Paris Attack: How European Newspaper Front Pages Covered It
Many French front pages go black, while a sports daily titles "Freedom 0-Barbarism 12" and Britain's 'Independent' features a cartoon of a hand showing the middle finger
Wednesday’s deadly attack on French satirical magazine Charlie Hebdo dominated the Thursday headlines of newspapers not only in France, but across Europe.
While some headlines focused on the 12 deaths and the violence, others highlighted how the attack was a strike against freedom of speech.
French papers all honored Charlie Hebdo on their front pages, many of which were held in black as a sign of mourning.
Le Parisien used such a black front page with the words "They will not kill freedom" and an up-close photo of marchers holding signs saying “Je Suis Charlie,” French for “I Am Charlie.”
Le Telegramme, a regional paper in the Brittany region, also went with a black front page, with "Charlie Hebdo" and the names of the five identified victims in red and "Assassinated" superimposed. Southern regional Sud Ouest was black with the word "Non” in large white letters.
Nice Matin, the Cote d'Azur paper, was also black with a small center photo of marchers holding up "Je Suis Charlie" posters, with the words "All United" above, in all caps, in white.

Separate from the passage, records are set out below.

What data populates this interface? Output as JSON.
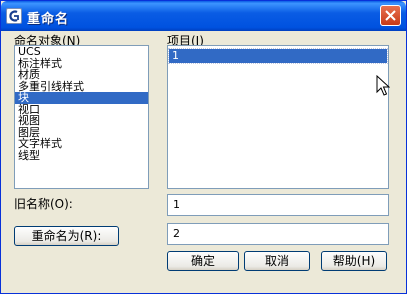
{
  "window": {
    "title": "重命名"
  },
  "labels": {
    "objects": "命名对象(N)",
    "items": "项目(I)",
    "old_name": "旧名称(O):"
  },
  "object_list": [
    {
      "label": "UCS",
      "selected": false
    },
    {
      "label": "标注样式",
      "selected": false
    },
    {
      "label": "材质",
      "selected": false
    },
    {
      "label": "多重引线样式",
      "selected": false
    },
    {
      "label": "块",
      "selected": true
    },
    {
      "label": "视口",
      "selected": false
    },
    {
      "label": "视图",
      "selected": false
    },
    {
      "label": "图层",
      "selected": false
    },
    {
      "label": "文字样式",
      "selected": false
    },
    {
      "label": "线型",
      "selected": false
    }
  ],
  "item_list": [
    {
      "label": "1",
      "selected": true
    }
  ],
  "fields": {
    "old_name_value": "1",
    "new_name_value": "2"
  },
  "buttons": {
    "rename_to": "重命名为(R):",
    "ok": "确定",
    "cancel": "取消",
    "help": "帮助(H)"
  },
  "colors": {
    "titlebar": "#0a5ce4",
    "selection": "#316ac5",
    "dialog_bg": "#ece9d8"
  },
  "icons": {
    "app": "autocad-icon",
    "close": "close-icon",
    "cursor": "mouse-pointer-icon"
  }
}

L'Humanite was black, with the words "Freedom is being murdered" on its front page. Free daily 20 Minutes was also black, with the word "Barbaric" printed in white. Religious paper La Croix wrote "Bruised France" below a cartoon drawing saying "freedom of expression" with ink spilled over it to obscure some words.
Even French sports daily L’Equipe covered the topic, with a cartoon of sports spectators under a scoreboard saying Freedom 0 – Barbarism 12.

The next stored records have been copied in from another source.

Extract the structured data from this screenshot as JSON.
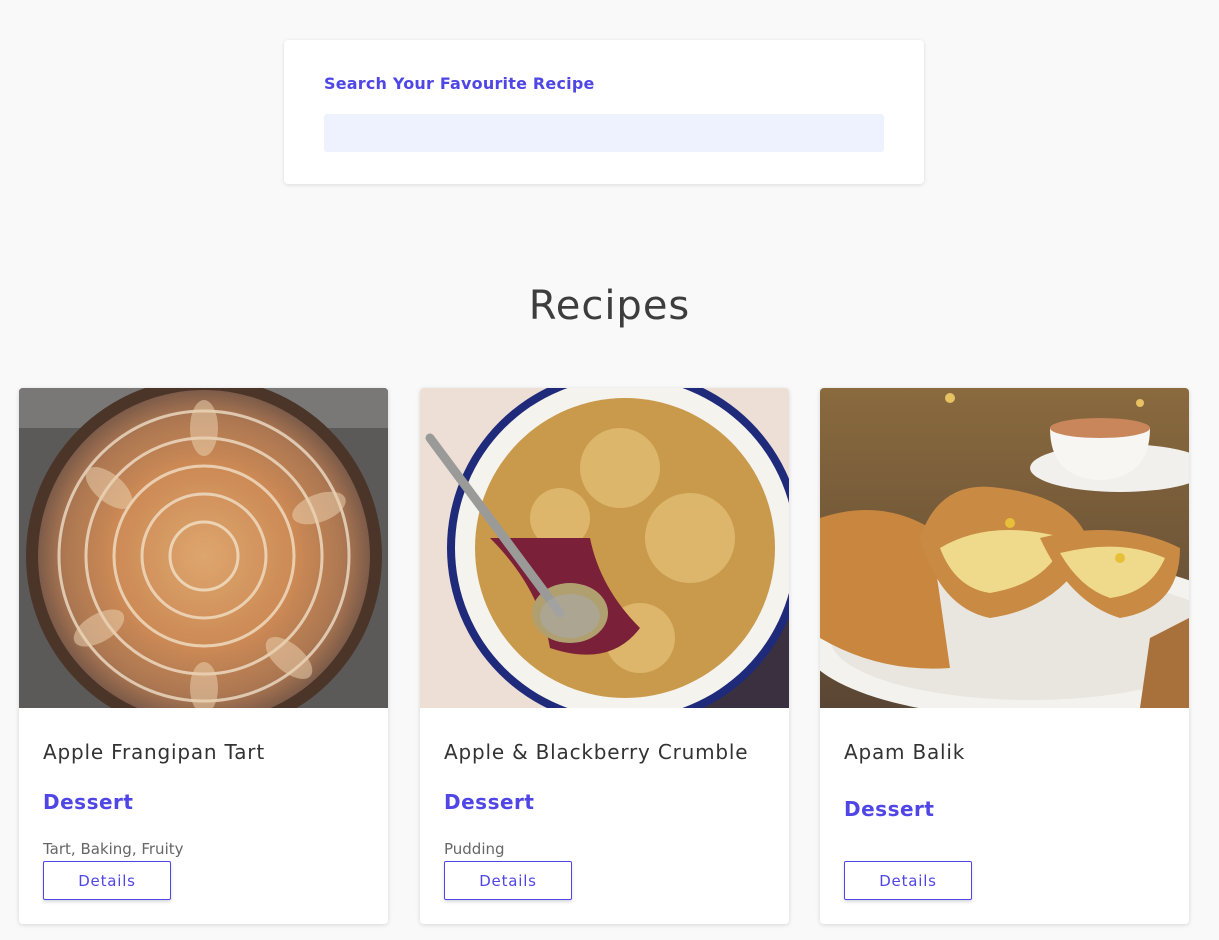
{
  "search": {
    "label": "Search Your Favourite Recipe",
    "value": "",
    "placeholder": ""
  },
  "section": {
    "title": "Recipes"
  },
  "recipes": [
    {
      "title": "Apple Frangipan Tart",
      "category": "Dessert",
      "tags": "Tart, Baking, Fruity",
      "button_label": "Details"
    },
    {
      "title": "Apple & Blackberry Crumble",
      "category": "Dessert",
      "tags": "Pudding",
      "button_label": "Details"
    },
    {
      "title": "Apam Balik",
      "category": "Dessert",
      "tags": "",
      "button_label": "Details"
    }
  ],
  "colors": {
    "accent": "#4f46e5",
    "input_bg": "#eef2ff",
    "page_bg": "#f9f9f9"
  }
}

In the U.K., The Independent featured a cartoon of a hand emerging from a bloody copy of Charlie Hebdo, holding a pen and showing the middle finger. J.K. Rowling and others retweeted that image.
The Guardian’s front page was dedicated to the attack with a picture from a Paris gathering late on Wednesday at which people carried signs saying “Je Suis Charlie,” The paper’s headline: “An assault on democracy.”
Meanwhile, The Times spoke of an “Attack on Freedom.” The Telegraph called it “War on Freedom,” just like the Daily Mail, which also used a picture of a street scene during the attack on its front page. Tabloid The Sun, part of Rupert Murdoch’s News Corp, kept things short in its headline, simply saying: “Non!”
In Germany, tabloid Bild went with the headline “Cowardly Murderers,” while quality daily Sueddeutsche Zeitung titled “A Barbaric Act.” The Frankfurter Allgemeine Zeitung was drier, saying: “Terror Attack in Paris Shocks the World.”
The Berliner Kurier took things further than others with a cover page showing a cartoon of the Prophet Muhammad bathing in blood reading a copy of Charlie Hebdo and the headline: "No, You Can't Kill Our Freedom."
In Italy, likely most controversial front page was that of center-right daily Libero, which ran the headline “This is Islam” above a photo of an officer being shot by one of the attackers.
In Russia, the website for popular daily tabloid Komsomolskaya Pravda, in Soviet times the organ of the Young Communist League, ran a photo of a black “Je Suis Charlie” flag surrounded by candles at a Parisian shrine to the attack under the headline.
In Japan, newspaper front pages also featured the news. The conservative Yomiuri Shimbun, Japan's biggest newspaper, titled “Islamic Extremists Attack, France in Shock, on Terror Alert.” A second headline added: “Memorial Demonstrations for Shooting Victim in France, Around 100,000 People Participate.” Meanwhile, the left-of-center Asahi Shimbun in its headline spoke of “Growing Concern About Islamic Extremist Actions in Western Countries.”